It is fitting that this date is set as an "International Day for the Right to the Truth Concerning Gross Human Rights Violations and for the Dignity of Victims". This recognises the way he actively denounced violations of the human rights of the most vulnerable people and defended the principles of protecting lives, promoting human dignity and opposing all forms of violence.


This plan covers not only this date but also the seasons of Lent and Easter and takes us through to Pentecost. Time for us to consider who we are, whose we are and how we can respond in all our living as individuals and communities, in our local church and circuit.


Often, I look around and wonder what difference is being made by our faithful living.
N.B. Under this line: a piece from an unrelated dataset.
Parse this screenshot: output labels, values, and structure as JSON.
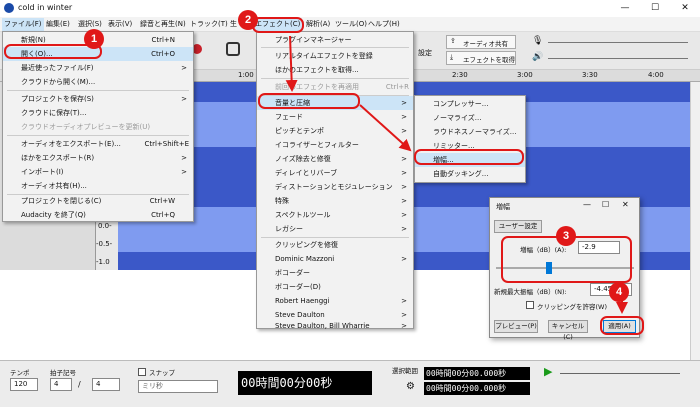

Two years ago I found this reflection accredited to Oscar Romero but according to other sources never spoken by him. I used it at the circuit meeting in June 2018 after we had reflected on the situations we were facing and in conversation and in body had said we would stand by each other to support the missions we all had in the communities. How do we see that commitment two years on?


I invite you to read this piece and perhaps use it as a reflection to accompany through this plan. What might God be saying to us now?
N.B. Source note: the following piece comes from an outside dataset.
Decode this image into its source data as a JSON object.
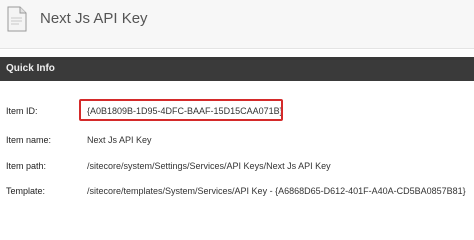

It helps, now and then, to step back and take a long view.

The kingdom is not only beyond our efforts,
it is even beyond our vision.

We accomplish in our lifetime
only a tiny fraction
of the magnificent enterprise
that is God's work.
Nothing we do is complete,
which is another way of saying
that the Kingdom always lies beyond us.

No statement says all that could be said.
No prayer fully expresses our faith.
No confession brings perfection.
No pastoral visit brings wholeness.
No programme
accomplishes the Church's mission.
No set of goals and objectives
includes everything.

That is what we are about.
We plant a seed that will one day grow.
We water seeds already planted,
knowing that they hold future promise.
We lay foundations
that will need further development.
We provide yeast that produces effects
far beyond our capabilities.

We cannot do everything,
and there is a sense of liberation
in realising that.
This enables us to do something,
and to do it very well.

It may be incomplete,
but it is a beginning,
a step along the way,
an opportunity for the Lord's grace
to enter and do the rest.

We may never see the end results,
but that is the difference
between the master builder and the worker.
We are workers, not master builders,
ministers, not messiahs.

We are prophets of a future not our own.

Revd. Peter Catford